There are many reasons, some of which are merely excuses. I can tell myself that. It doesn’t help, but I tell myself that anyway. I remember Reynolds being large and in charge, in that soft, confident, smooth talking way that only he could. I remember him being smart, so much smarter than me, and thinking that one day it would be great if I could be half as proficient at my craft as he was at his. I remember him being one of my teachers, only seven years ahead of me in his graduation from medical school, but seemingly light years ahead of me in experience and confidence. I was so angry inside when I heard that ALS was going to cut his life short, in that cruel way that any progressive neurological disease does, robbing one of all dignity at the end, and not respecting race, color, creed, class, or MD after a name as it ruins another life.

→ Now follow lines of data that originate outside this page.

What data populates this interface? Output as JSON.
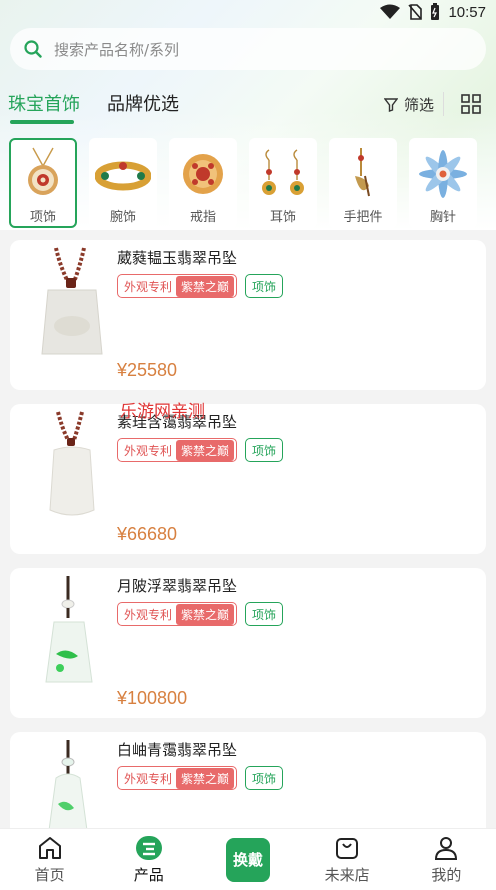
{
  "status": {
    "time": "10:57"
  },
  "search": {
    "placeholder": "搜索产品名称/系列"
  },
  "tabs": [
    {
      "label": "珠宝首饰"
    },
    {
      "label": "品牌优选"
    }
  ],
  "filter_label": "筛选",
  "categories": [
    {
      "label": "项饰"
    },
    {
      "label": "腕饰"
    },
    {
      "label": "戒指"
    },
    {
      "label": "耳饰"
    },
    {
      "label": "手把件"
    },
    {
      "label": "胸针"
    }
  ],
  "products": [
    {
      "name": "葳蕤韫玉翡翠吊坠",
      "tag1": "外观专利",
      "tag2": "紫禁之巅",
      "tag3": "项饰",
      "price": "¥25580"
    },
    {
      "name": "素珪含霭翡翠吊坠",
      "tag1": "外观专利",
      "tag2": "紫禁之巅",
      "tag3": "项饰",
      "price": "¥66680"
    },
    {
      "name": "月陂浮翠翡翠吊坠",
      "tag1": "外观专利",
      "tag2": "紫禁之巅",
      "tag3": "项饰",
      "price": "¥100800"
    },
    {
      "name": "白岫青霭翡翠吊坠",
      "tag1": "外观专利",
      "tag2": "紫禁之巅",
      "tag3": "项饰",
      "price": ""
    }
  ],
  "watermark": "乐游网亲测",
  "nav": [
    {
      "label": "首页"
    },
    {
      "label": "产品"
    },
    {
      "label": "换戴"
    },
    {
      "label": "未来店"
    },
    {
      "label": "我的"
    }
  ],
  "colors": {
    "accent": "#25a45a",
    "price": "#d78040",
    "tag_red": "#e86a6a"
  }
}
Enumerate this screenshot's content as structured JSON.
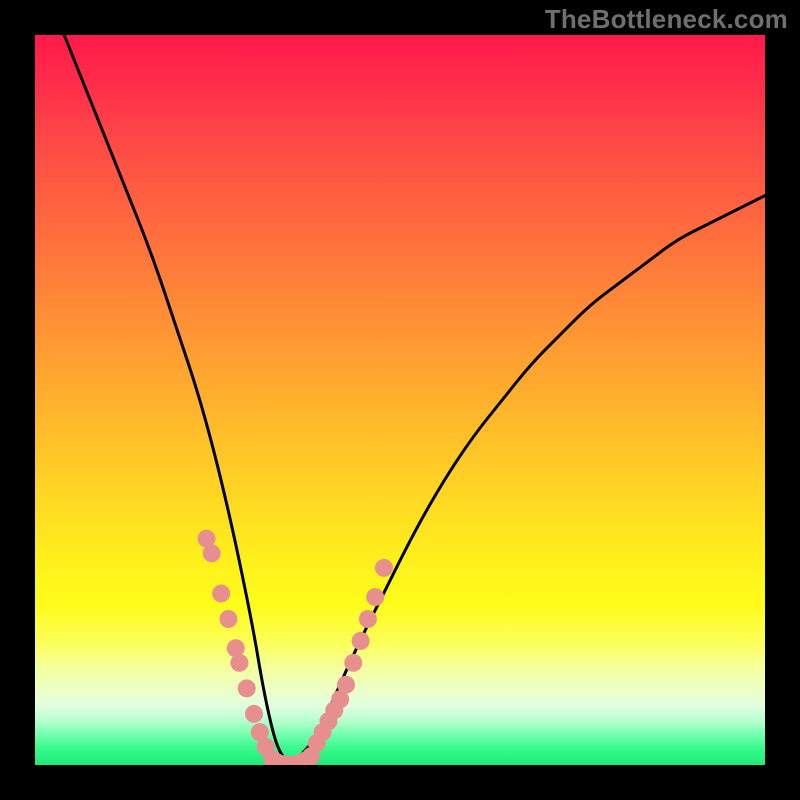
{
  "watermark": "TheBottleneck.com",
  "colors": {
    "background": "#000000",
    "curve": "#000000",
    "dot": "#e78f8f",
    "gradient_top": "#ff1a4a",
    "gradient_mid": "#fff01c",
    "gradient_bottom": "#1fe97a"
  },
  "chart_data": {
    "type": "line",
    "title": "",
    "xlabel": "",
    "ylabel": "",
    "xlim": [
      0,
      100
    ],
    "ylim": [
      0,
      100
    ],
    "series": [
      {
        "name": "curve",
        "x": [
          4,
          8,
          12,
          16,
          20,
          22,
          24,
          26,
          28,
          30,
          31,
          32,
          33,
          34,
          35,
          36,
          38,
          40,
          44,
          48,
          52,
          56,
          60,
          64,
          68,
          72,
          76,
          80,
          84,
          88,
          92,
          96,
          100
        ],
        "values": [
          100,
          90,
          80,
          70,
          58,
          52,
          45,
          37,
          28,
          18,
          12,
          7,
          3,
          1,
          0,
          1,
          3,
          7,
          16,
          24,
          32,
          39,
          45,
          50,
          55,
          59,
          63,
          66,
          69,
          72,
          74,
          76,
          78
        ]
      },
      {
        "name": "clustered-dots-left",
        "x": [
          23.5,
          24.2,
          25.5,
          26.5,
          27.5,
          28.0,
          29.0,
          30.0,
          30.8,
          31.6
        ],
        "values": [
          31.0,
          29.0,
          23.5,
          20.0,
          16.0,
          14.0,
          10.5,
          7.0,
          4.5,
          2.5
        ]
      },
      {
        "name": "clustered-dots-bottom",
        "x": [
          32.5,
          33.3,
          34.2,
          35.0,
          36.0,
          37.0,
          37.8
        ],
        "values": [
          0.8,
          0.3,
          0.1,
          0.0,
          0.2,
          0.6,
          1.2
        ]
      },
      {
        "name": "clustered-dots-right",
        "x": [
          38.6,
          39.4,
          40.2,
          41.0,
          41.8,
          42.6,
          43.6,
          44.6,
          45.6,
          46.6,
          47.8
        ],
        "values": [
          3.0,
          4.5,
          6.0,
          7.5,
          9.0,
          11.0,
          14.0,
          17.0,
          20.0,
          23.0,
          27.0
        ]
      }
    ]
  }
}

I did not want to see him that way, could not see him that way. I did not want to confront his death, for in doing so, in saying goodbye to my teacher, I would now have to realize that I am closer to confronting my own. Each loss we bear brings us closer to our own loss of this life, and I was not in a place to do that. I feel ashamed, but it is the truth as I feel it right now. Diseases like ALS take away all our control, and I could not bear to see my old friend, once so easy going and confident, in that state. Forgive me, Reynolds.

His funeral is on Saturday at our church. I will be able to attend, just before I take the short drive to Aiken to work a long emergency room telepsychiatry shift until midnight that night. I will go to pay my respects, as I should.

Do we really lose people, their ideas, their skills, their emotional imprint on this world when they die? Do we really? Or do we carry part of them with us, always, imbedded in us just as surely and firmly as any of our own DNA?

I choose to believe that when they are gone physically that we keep some of them with us until we are gone, and by that time we have passed some of that wisdom and wit and energy and intelligence and competence along to someone else that we care about very much. As the wonderful animated movie Coco taught us, as long as someone has a picture of us, thinks about us, and holds us dear, we never really die. It’s only when there is not a soul who remembers us that we truly pass away.

Dr. Jarvis, I will go to your funeral on Saturday. I will smile when I think about the things you taught me that I use to this day. I will leave your funeral, go to my office and see people in the emergency rooms of South Carolina who are in need. And I will be very, very glad that our paths crossed as you taught me what it means to be a physician.

Rest in peace and rise in glory, friend.

Amen.

(Image of Dr. Jarvis via Platt’s Funeral Home obituary in the Augusta Chronicle)